Using Visual Studio 2010, Frode explains the scale of the software. Being unbeatable in terms of size, installation process, resources requirement, features and more. An immediate, noticeable advantage of the Microsoft solution is how the phone emulator is integrated into the IDE as they develop both. There were no issues that he encountered nearing completion of the project, which he found with Eclipse and the Android emulator.

"Hard-core coders who frown upon using visual tools to do the design have no respect with me. I use whatever tool gets the job done quickest and with best result. If drag-and-drop creates code 10 times faster than I could write it, no matter how much intellisense support there is in the IDE, I use drag-and-drop."

Explaining how simple (and more efficient) it is to visually develop the UI for the app with pictures, graphics and objects on screen as opposed to XML code requiring imagination to produce picture-based thoughts. When designing the UI you can detect problems immediately, there is no need to compile and run. The core features of Visual Studio matches Eclipse, but for start-up developers with little coding experience will find the Microsoft highway easier to grasp at first than the Android back road.  Total time Frode spent on developing the WP7 version came to around 18 hours. However, it should be noted (as he mentions after the results) that he already had the flags and data XMLs at the ready from the Android development, while reusing architectural principles and actual code through copy and paste coupled with quick alterations.



To conclude this interesting examination that Frode had spent hours on; development time came to be around the same when adding up time savers used in the WP7 process, which is surprising considering how Visual Studio emphasises on UI development over actual back-end coding.
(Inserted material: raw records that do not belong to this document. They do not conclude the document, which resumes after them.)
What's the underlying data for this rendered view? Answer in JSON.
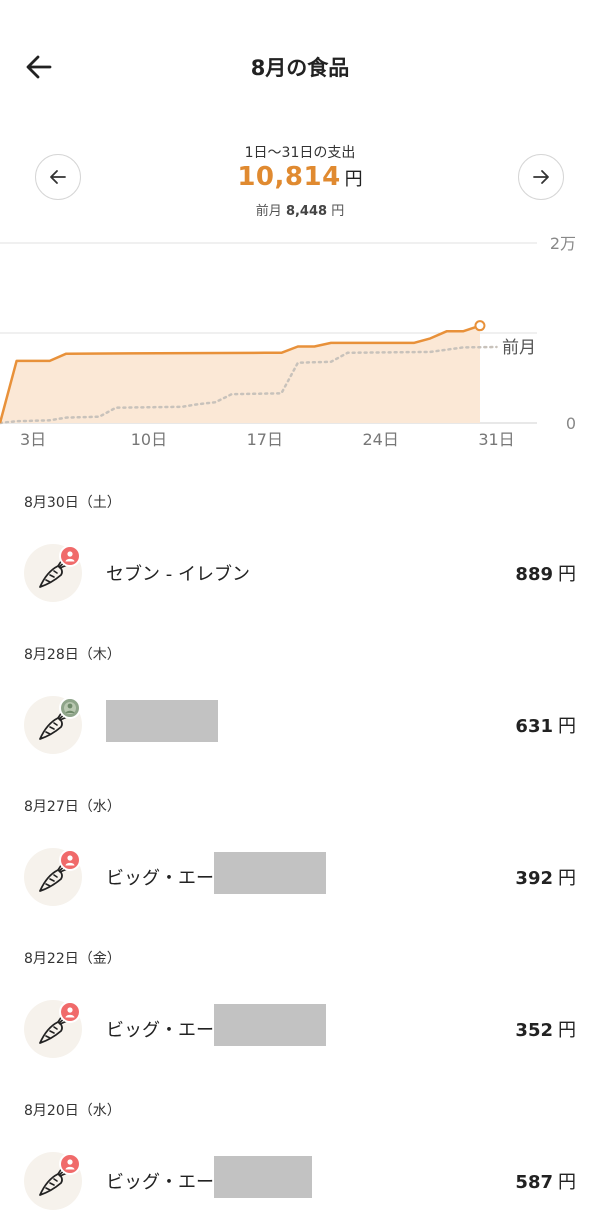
{
  "header": {
    "title": "8月の食品",
    "back_icon": "arrow-left-icon"
  },
  "summary": {
    "period": "1日〜31日の支出",
    "total": "10,814",
    "unit": "円",
    "prev_label": "前月",
    "prev_amount": "8,448",
    "prev_unit": "円",
    "accent_color": "#e08a30"
  },
  "chart_data": {
    "type": "area",
    "x_tick_labels": [
      "3日",
      "10日",
      "17日",
      "24日",
      "31日"
    ],
    "x_ticks": [
      3,
      10,
      17,
      24,
      31
    ],
    "y_tick_labels": [
      "2万",
      "0"
    ],
    "ylim": [
      0,
      20000
    ],
    "xlim": [
      1,
      31
    ],
    "grid": true,
    "series": [
      {
        "values": [
          [
            1,
            0
          ],
          [
            2,
            6900
          ],
          [
            4,
            6900
          ],
          [
            5,
            7700
          ],
          [
            17,
            7800
          ],
          [
            18,
            7800
          ],
          [
            19,
            8500
          ],
          [
            20,
            8500
          ],
          [
            21,
            8900
          ],
          [
            26,
            8900
          ],
          [
            27,
            9400
          ],
          [
            28,
            10200
          ],
          [
            29,
            10200
          ],
          [
            30,
            10814
          ]
        ],
        "color": "#e8913a",
        "fill": "#fbe8d6",
        "style": "solid"
      },
      {
        "name": "前月",
        "values": [
          [
            1,
            0
          ],
          [
            2,
            200
          ],
          [
            4,
            300
          ],
          [
            5,
            600
          ],
          [
            7,
            700
          ],
          [
            8,
            1700
          ],
          [
            12,
            1800
          ],
          [
            13,
            2100
          ],
          [
            14,
            2300
          ],
          [
            15,
            3200
          ],
          [
            18,
            3300
          ],
          [
            19,
            6700
          ],
          [
            21,
            6800
          ],
          [
            22,
            7800
          ],
          [
            27,
            7900
          ],
          [
            29,
            8400
          ],
          [
            31,
            8448
          ]
        ],
        "color": "#c8c2bb",
        "style": "dotted"
      }
    ]
  },
  "transactions": [
    {
      "date": "8月30日（土）",
      "name": "セブン - イレブン",
      "amount": "889",
      "unit": "円",
      "icon": "carrot-icon",
      "badge": "person-badge-icon",
      "redacted": false
    },
    {
      "date": "8月28日（木）",
      "name": "",
      "amount": "631",
      "unit": "円",
      "icon": "carrot-icon",
      "badge": "photo-avatar",
      "redacted": true
    },
    {
      "date": "8月27日（水）",
      "name": "ビッグ・エー",
      "amount": "392",
      "unit": "円",
      "icon": "carrot-icon",
      "badge": "person-badge-icon",
      "redacted": true
    },
    {
      "date": "8月22日（金）",
      "name": "ビッグ・エー",
      "amount": "352",
      "unit": "円",
      "icon": "carrot-icon",
      "badge": "person-badge-icon",
      "redacted": true
    },
    {
      "date": "8月20日（水）",
      "name": "ビッグ・エー",
      "amount": "587",
      "unit": "円",
      "icon": "carrot-icon",
      "badge": "person-badge-icon",
      "redacted": true
    }
  ]
}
Moving onto the actual release, the submission process for both platforms are pretty similar with a few noticeable differences, which Frode lists:

  • The android platform requires you to enter a content rating (Teen/Mature, etc)
  • The WP Marketplace allows you to price the product differently in different countries.
  • Android allows advanced copy protection with a licensing server. Takes some implementing. Unsure where WP7 stands here.
  • WP7 allows support for trial mode

The Windows Marketplace allows for users (and potential buyers) to trial a developer's app to see how it runs on his (or her) device, if it performs desired tasks and looks good. I, personally, believe this to be an incredible touch for the platform that will certainly aid in keeping the Marketplace clean of multiple versions of one app (FREE, LIVE etc.).

Uploading and publishing the app, it was time for Frode to pull up a chair and watch the money roll in, well priced at $1 there wouldn’t be much of an earning but for test purposes it’s all good. This is when he began checking the report centre for both platforms to keep a close eye on how sells were going. His experience concludes that the Google reporting interface wins by a thread. Google publishes each purchase with full information about the buyer, while Microsoft provides a summary per country (only those who are available to access and download apps from the Marketplace of course). One huge bonus he found with the Google interface is error reporting, which provides access to a runtime report - with full stacktrace - on any Android phone in the world. This is something that Microsoft does not have on their platform (I would like to add yet).

Final results showed that his app sold more copies on the Windows Marketplace (36) compared to Android (15), but this could be influenced by competition present on Android from both paid and free alternatives. He was also impressed by both platforms and enjoyed devloping using both IDEs. So, there you have it, the summary of a Windows Mobile developer comparing Android and the new Windows Phone 7. Where has he chosen to develop his next project? Android. Will he be venturing onto the WP7 continent? Depends which direction the wind blows.

Source: Frode Nilsen